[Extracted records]
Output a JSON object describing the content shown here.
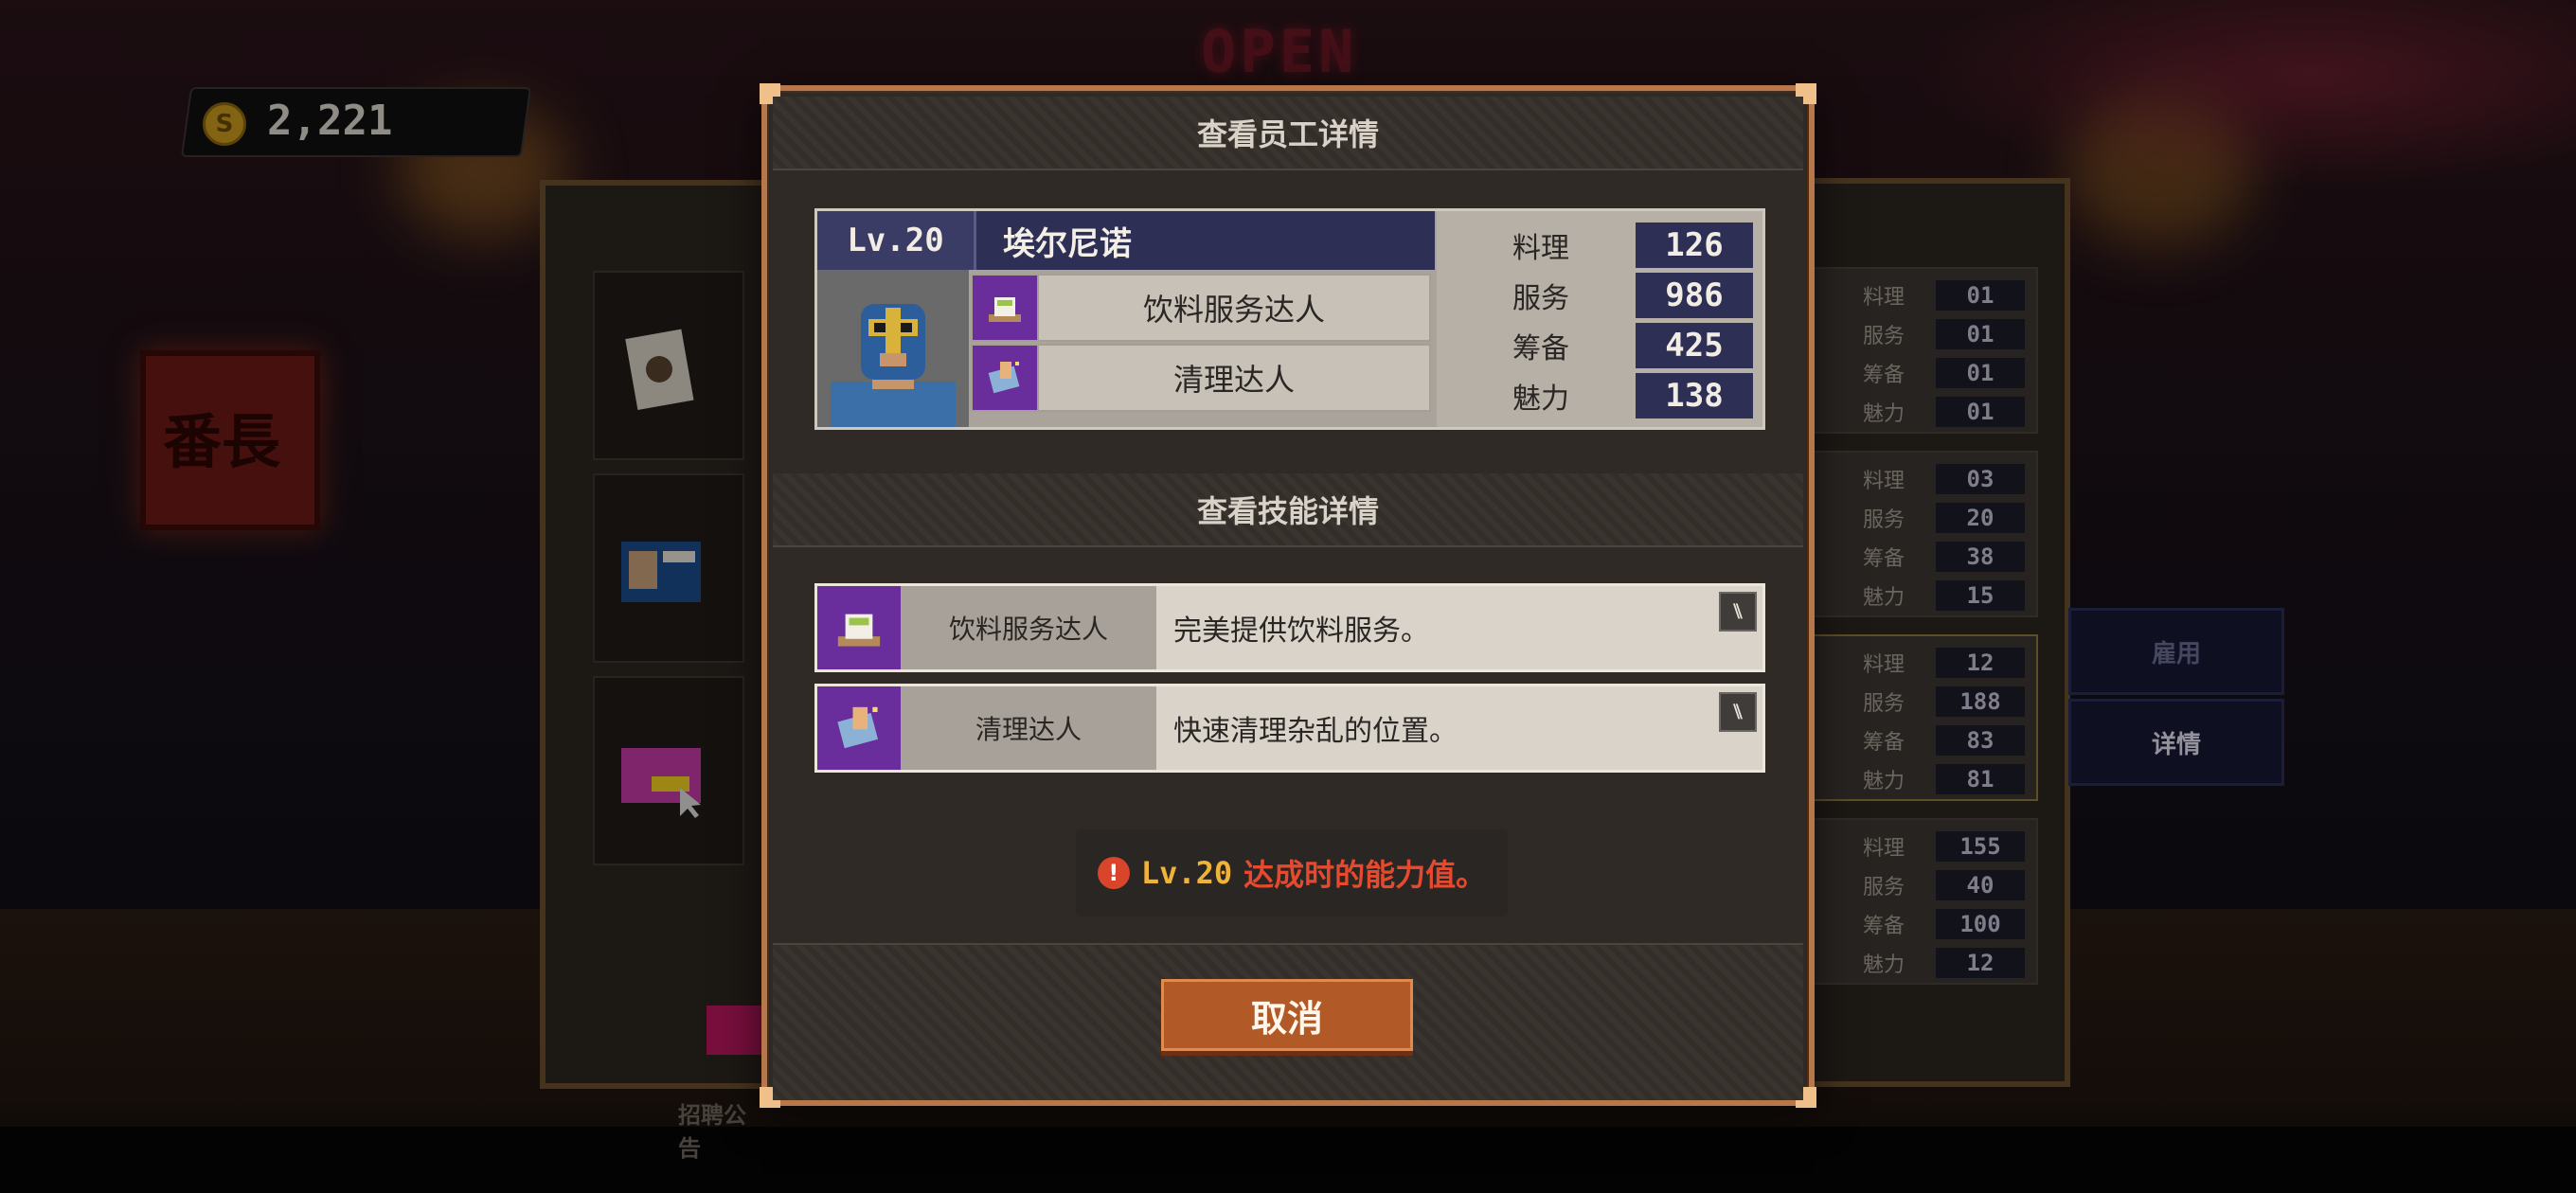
{
  "hud": {
    "coins": "2,221",
    "coin_symbol": "S"
  },
  "background": {
    "neon_sign": "OPEN",
    "left_sign_chars": "番長",
    "recruit_label": "招聘公告"
  },
  "right_panel": {
    "candidates": [
      {
        "stats": [
          {
            "k": "料理",
            "v": "01"
          },
          {
            "k": "服务",
            "v": "01"
          },
          {
            "k": "筹备",
            "v": "01"
          },
          {
            "k": "魅力",
            "v": "01"
          }
        ]
      },
      {
        "stats": [
          {
            "k": "料理",
            "v": "03"
          },
          {
            "k": "服务",
            "v": "20"
          },
          {
            "k": "筹备",
            "v": "38"
          },
          {
            "k": "魅力",
            "v": "15"
          }
        ]
      },
      {
        "stats": [
          {
            "k": "料理",
            "v": "12"
          },
          {
            "k": "服务",
            "v": "188"
          },
          {
            "k": "筹备",
            "v": "83"
          },
          {
            "k": "魅力",
            "v": "81"
          }
        ]
      },
      {
        "stats": [
          {
            "k": "料理",
            "v": "155"
          },
          {
            "k": "服务",
            "v": "40"
          },
          {
            "k": "筹备",
            "v": "100"
          },
          {
            "k": "魅力",
            "v": "12"
          }
        ]
      }
    ],
    "hire_label": "雇用",
    "details_label": "详情"
  },
  "dialog": {
    "title": "查看员工详情",
    "employee": {
      "level": "Lv.20",
      "name": "埃尔尼诺",
      "traits": [
        "饮料服务达人",
        "清理达人"
      ],
      "stats": [
        {
          "k": "料理",
          "v": "126"
        },
        {
          "k": "服务",
          "v": "986"
        },
        {
          "k": "筹备",
          "v": "425"
        },
        {
          "k": "魅力",
          "v": "138"
        }
      ]
    },
    "skills_title": "查看技能详情",
    "skills": [
      {
        "name": "饮料服务达人",
        "desc": "完美提供饮料服务。",
        "icon": "tea-cup-icon"
      },
      {
        "name": "清理达人",
        "desc": "快速清理杂乱的位置。",
        "icon": "cleaning-cloth-icon"
      }
    ],
    "notice": {
      "level": "Lv.20",
      "text": "达成时的能力值。"
    },
    "cancel_label": "取消"
  }
}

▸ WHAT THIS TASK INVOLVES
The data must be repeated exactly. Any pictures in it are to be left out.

▸ TASK OUTPUT
Output a JSON object describing the content shown here.
{
  "hud": {
    "coins": "2,221",
    "coin_symbol": "S"
  },
  "background": {
    "neon_sign": "OPEN",
    "left_sign_chars": "番長",
    "recruit_label": "招聘公告"
  },
  "right_panel": {
    "candidates": [
      {
        "stats": [
          {
            "k": "料理",
            "v": "01"
          },
          {
            "k": "服务",
            "v": "01"
          },
          {
            "k": "筹备",
            "v": "01"
          },
          {
            "k": "魅力",
            "v": "01"
          }
        ]
      },
      {
        "stats": [
          {
            "k": "料理",
            "v": "03"
          },
          {
            "k": "服务",
            "v": "20"
          },
          {
            "k": "筹备",
            "v": "38"
          },
          {
            "k": "魅力",
            "v": "15"
          }
        ]
      },
      {
        "stats": [
          {
            "k": "料理",
            "v": "12"
          },
          {
            "k": "服务",
            "v": "188"
          },
          {
            "k": "筹备",
            "v": "83"
          },
          {
            "k": "魅力",
            "v": "81"
          }
        ]
      },
      {
        "stats": [
          {
            "k": "料理",
            "v": "155"
          },
          {
            "k": "服务",
            "v": "40"
          },
          {
            "k": "筹备",
            "v": "100"
          },
          {
            "k": "魅力",
            "v": "12"
          }
        ]
      }
    ],
    "hire_label": "雇用",
    "details_label": "详情"
  },
  "dialog": {
    "title": "查看员工详情",
    "employee": {
      "level": "Lv.20",
      "name": "埃尔尼诺",
      "traits": [
        "饮料服务达人",
        "清理达人"
      ],
      "stats": [
        {
          "k": "料理",
          "v": "126"
        },
        {
          "k": "服务",
          "v": "986"
        },
        {
          "k": "筹备",
          "v": "425"
        },
        {
          "k": "魅力",
          "v": "138"
        }
      ]
    },
    "skills_title": "查看技能详情",
    "skills": [
      {
        "name": "饮料服务达人",
        "desc": "完美提供饮料服务。",
        "icon": "tea-cup-icon"
      },
      {
        "name": "清理达人",
        "desc": "快速清理杂乱的位置。",
        "icon": "cleaning-cloth-icon"
      }
    ],
    "notice": {
      "level": "Lv.20",
      "text": "达成时的能力值。"
    },
    "cancel_label": "取消"
  }
}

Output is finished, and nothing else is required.